● **Source records**:
● ● ●

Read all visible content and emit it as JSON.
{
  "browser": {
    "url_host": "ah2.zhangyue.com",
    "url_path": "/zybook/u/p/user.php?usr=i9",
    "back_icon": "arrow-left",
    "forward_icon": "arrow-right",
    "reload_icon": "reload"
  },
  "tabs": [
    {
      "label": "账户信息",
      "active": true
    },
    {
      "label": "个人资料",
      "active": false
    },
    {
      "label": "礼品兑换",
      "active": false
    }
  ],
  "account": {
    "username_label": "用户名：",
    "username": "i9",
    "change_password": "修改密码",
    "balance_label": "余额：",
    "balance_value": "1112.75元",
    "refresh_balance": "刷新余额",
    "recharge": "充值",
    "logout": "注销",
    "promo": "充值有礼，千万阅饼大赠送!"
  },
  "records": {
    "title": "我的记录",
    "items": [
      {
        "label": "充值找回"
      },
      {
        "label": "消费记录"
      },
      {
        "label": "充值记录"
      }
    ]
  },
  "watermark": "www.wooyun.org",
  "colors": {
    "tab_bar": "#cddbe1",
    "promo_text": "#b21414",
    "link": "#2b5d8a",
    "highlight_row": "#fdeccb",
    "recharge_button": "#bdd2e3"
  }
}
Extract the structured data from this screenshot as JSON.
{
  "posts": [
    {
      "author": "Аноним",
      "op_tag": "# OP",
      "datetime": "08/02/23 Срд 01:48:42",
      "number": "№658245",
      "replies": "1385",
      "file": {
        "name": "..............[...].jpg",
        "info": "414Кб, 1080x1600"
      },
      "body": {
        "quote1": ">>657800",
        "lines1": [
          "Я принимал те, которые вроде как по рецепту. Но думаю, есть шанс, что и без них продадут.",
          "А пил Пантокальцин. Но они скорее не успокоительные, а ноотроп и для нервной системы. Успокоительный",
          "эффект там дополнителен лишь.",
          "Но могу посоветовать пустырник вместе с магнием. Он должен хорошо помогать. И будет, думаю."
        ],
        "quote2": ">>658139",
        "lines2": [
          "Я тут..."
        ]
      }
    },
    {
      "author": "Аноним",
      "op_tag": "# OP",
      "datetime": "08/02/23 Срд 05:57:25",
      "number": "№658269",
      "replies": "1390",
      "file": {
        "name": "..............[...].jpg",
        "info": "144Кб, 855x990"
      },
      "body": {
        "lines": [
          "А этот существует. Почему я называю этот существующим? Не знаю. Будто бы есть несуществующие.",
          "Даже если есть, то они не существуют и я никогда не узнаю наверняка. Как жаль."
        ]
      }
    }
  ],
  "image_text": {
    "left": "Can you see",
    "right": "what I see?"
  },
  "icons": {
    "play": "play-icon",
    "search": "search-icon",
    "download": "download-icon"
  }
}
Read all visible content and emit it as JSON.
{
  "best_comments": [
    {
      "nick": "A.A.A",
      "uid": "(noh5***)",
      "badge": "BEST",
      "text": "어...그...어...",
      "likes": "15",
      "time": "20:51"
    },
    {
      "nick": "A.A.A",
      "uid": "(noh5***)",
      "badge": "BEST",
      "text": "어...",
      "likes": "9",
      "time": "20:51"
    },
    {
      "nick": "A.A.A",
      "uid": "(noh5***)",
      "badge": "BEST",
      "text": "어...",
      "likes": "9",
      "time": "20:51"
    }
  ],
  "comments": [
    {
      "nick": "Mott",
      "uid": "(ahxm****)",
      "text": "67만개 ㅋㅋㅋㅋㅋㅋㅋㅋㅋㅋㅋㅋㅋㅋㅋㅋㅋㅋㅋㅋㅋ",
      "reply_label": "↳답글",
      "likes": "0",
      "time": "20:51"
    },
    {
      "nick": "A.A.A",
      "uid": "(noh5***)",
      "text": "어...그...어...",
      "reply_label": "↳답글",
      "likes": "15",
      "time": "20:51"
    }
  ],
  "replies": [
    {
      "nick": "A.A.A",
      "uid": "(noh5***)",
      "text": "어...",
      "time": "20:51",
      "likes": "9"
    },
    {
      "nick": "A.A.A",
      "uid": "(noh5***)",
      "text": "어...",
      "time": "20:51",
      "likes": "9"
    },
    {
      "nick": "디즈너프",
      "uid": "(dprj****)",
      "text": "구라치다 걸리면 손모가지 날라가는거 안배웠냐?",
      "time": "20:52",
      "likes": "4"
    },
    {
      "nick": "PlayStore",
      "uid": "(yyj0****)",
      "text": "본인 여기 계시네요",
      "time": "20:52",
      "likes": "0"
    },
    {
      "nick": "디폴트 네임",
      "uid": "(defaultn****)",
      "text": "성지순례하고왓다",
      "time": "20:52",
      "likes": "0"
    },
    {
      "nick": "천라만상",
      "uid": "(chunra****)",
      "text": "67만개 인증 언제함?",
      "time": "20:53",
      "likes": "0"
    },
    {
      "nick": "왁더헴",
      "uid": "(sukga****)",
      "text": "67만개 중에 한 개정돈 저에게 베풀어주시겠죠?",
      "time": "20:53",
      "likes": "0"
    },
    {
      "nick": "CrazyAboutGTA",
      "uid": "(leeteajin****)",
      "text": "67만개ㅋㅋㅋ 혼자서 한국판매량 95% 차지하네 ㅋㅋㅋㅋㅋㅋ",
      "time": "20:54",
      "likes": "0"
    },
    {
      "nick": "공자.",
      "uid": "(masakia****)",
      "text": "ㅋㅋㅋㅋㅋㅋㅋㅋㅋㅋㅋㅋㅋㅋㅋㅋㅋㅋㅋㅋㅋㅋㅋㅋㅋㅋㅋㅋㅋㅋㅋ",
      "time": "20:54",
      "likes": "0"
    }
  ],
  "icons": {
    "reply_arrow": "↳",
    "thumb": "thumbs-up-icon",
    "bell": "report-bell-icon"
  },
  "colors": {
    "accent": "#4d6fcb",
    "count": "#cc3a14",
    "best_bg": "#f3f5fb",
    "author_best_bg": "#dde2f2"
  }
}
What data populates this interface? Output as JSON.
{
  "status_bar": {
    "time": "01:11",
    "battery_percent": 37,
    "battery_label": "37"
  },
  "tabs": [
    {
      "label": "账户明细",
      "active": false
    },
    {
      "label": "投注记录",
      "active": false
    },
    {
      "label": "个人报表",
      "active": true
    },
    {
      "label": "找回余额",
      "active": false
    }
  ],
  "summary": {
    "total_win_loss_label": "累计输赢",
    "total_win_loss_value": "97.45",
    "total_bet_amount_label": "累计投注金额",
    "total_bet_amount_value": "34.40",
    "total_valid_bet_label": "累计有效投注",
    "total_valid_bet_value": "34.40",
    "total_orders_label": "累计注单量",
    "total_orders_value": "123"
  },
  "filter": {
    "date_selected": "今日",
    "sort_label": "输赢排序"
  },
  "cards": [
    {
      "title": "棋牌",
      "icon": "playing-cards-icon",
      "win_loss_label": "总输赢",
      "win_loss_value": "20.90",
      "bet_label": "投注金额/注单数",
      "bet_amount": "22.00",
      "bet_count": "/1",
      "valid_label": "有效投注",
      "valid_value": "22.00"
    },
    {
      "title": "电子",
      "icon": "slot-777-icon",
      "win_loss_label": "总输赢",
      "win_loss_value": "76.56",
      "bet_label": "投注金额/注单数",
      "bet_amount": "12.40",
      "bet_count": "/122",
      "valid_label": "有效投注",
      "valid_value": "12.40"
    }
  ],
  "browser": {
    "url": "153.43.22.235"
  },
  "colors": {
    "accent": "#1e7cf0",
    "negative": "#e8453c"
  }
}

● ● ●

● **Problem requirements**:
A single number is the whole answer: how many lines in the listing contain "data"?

● **Response to this task**:
2